[Opening LISTED RECORDS section]

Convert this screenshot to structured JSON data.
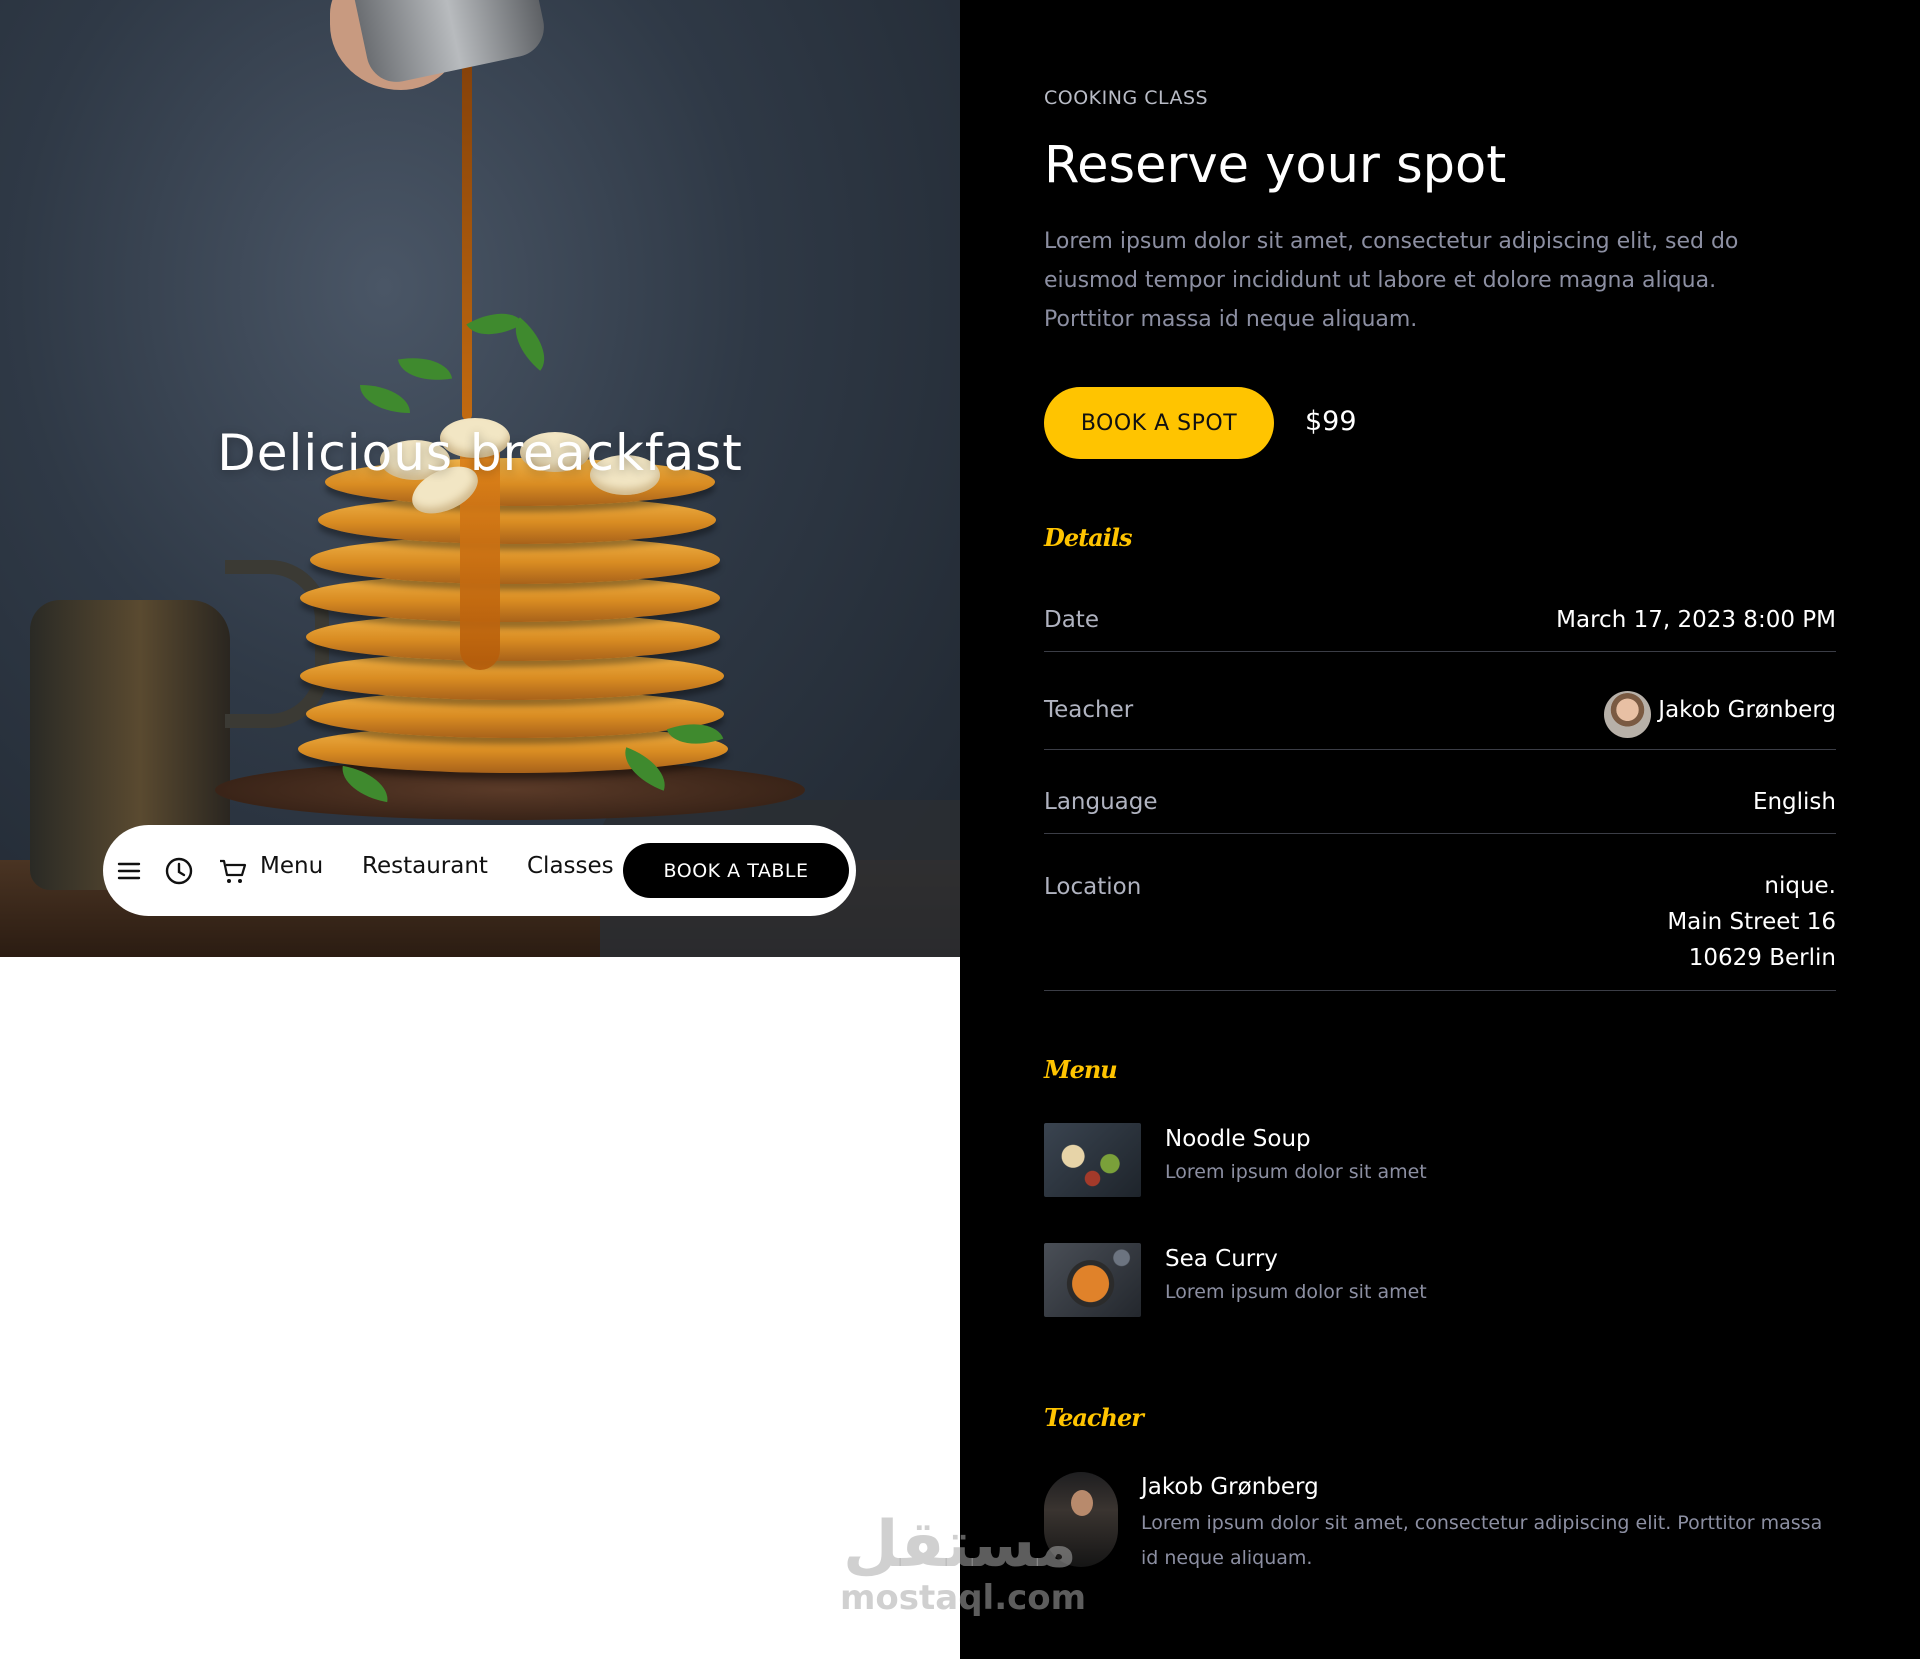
{
  "hero": {
    "title": "Delicious breackfast"
  },
  "nav": {
    "icons": [
      "hamburger-menu-icon",
      "clock-icon",
      "cart-icon"
    ],
    "links": [
      "Menu",
      "Restaurant",
      "Classes"
    ],
    "cta": "BOOK A TABLE"
  },
  "panel": {
    "eyebrow": "COOKING CLASS",
    "title": "Reserve your spot",
    "intro": "Lorem ipsum dolor sit amet, consectetur adipiscing elit, sed do eiusmod tempor incididunt ut labore et dolore magna aliqua. Porttitor massa id neque aliquam.",
    "book_label": "BOOK A SPOT",
    "price": "$99",
    "details_heading": "Details",
    "details": {
      "date_label": "Date",
      "date_value": "March 17, 2023 8:00 PM",
      "teacher_label": "Teacher",
      "teacher_value": "Jakob Grønberg",
      "language_label": "Language",
      "language_value": "English",
      "location_label": "Location",
      "location_lines": [
        "nique.",
        "Main Street 16",
        "10629 Berlin"
      ]
    },
    "menu_heading": "Menu",
    "menu_items": [
      {
        "name": "Noodle Soup",
        "desc": "Lorem ipsum dolor sit amet"
      },
      {
        "name": "Sea Curry",
        "desc": "Lorem ipsum dolor sit amet"
      }
    ],
    "teacher_heading": "Teacher",
    "teacher": {
      "name": "Jakob Grønberg",
      "bio": "Lorem ipsum dolor sit amet, consectetur adipiscing elit. Porttitor massa id neque aliquam."
    }
  },
  "watermark": {
    "arabic": "مستقل",
    "latin": "mostaql.com"
  },
  "colors": {
    "accent": "#ffc400",
    "panel_bg": "#000000",
    "muted_text": "#8c8fa2"
  }
}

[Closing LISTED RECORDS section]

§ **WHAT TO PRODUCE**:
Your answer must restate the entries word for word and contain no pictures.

§ **ANSWER**:
Convert this screenshot to structured JSON data.
{
  "hero": {
    "title": "Delicious breackfast"
  },
  "nav": {
    "icons": [
      "hamburger-menu-icon",
      "clock-icon",
      "cart-icon"
    ],
    "links": [
      "Menu",
      "Restaurant",
      "Classes"
    ],
    "cta": "BOOK A TABLE"
  },
  "panel": {
    "eyebrow": "COOKING CLASS",
    "title": "Reserve your spot",
    "intro": "Lorem ipsum dolor sit amet, consectetur adipiscing elit, sed do eiusmod tempor incididunt ut labore et dolore magna aliqua. Porttitor massa id neque aliquam.",
    "book_label": "BOOK A SPOT",
    "price": "$99",
    "details_heading": "Details",
    "details": {
      "date_label": "Date",
      "date_value": "March 17, 2023 8:00 PM",
      "teacher_label": "Teacher",
      "teacher_value": "Jakob Grønberg",
      "language_label": "Language",
      "language_value": "English",
      "location_label": "Location",
      "location_lines": [
        "nique.",
        "Main Street 16",
        "10629 Berlin"
      ]
    },
    "menu_heading": "Menu",
    "menu_items": [
      {
        "name": "Noodle Soup",
        "desc": "Lorem ipsum dolor sit amet"
      },
      {
        "name": "Sea Curry",
        "desc": "Lorem ipsum dolor sit amet"
      }
    ],
    "teacher_heading": "Teacher",
    "teacher": {
      "name": "Jakob Grønberg",
      "bio": "Lorem ipsum dolor sit amet, consectetur adipiscing elit. Porttitor massa id neque aliquam."
    }
  },
  "watermark": {
    "arabic": "مستقل",
    "latin": "mostaql.com"
  },
  "colors": {
    "accent": "#ffc400",
    "panel_bg": "#000000",
    "muted_text": "#8c8fa2"
  }
}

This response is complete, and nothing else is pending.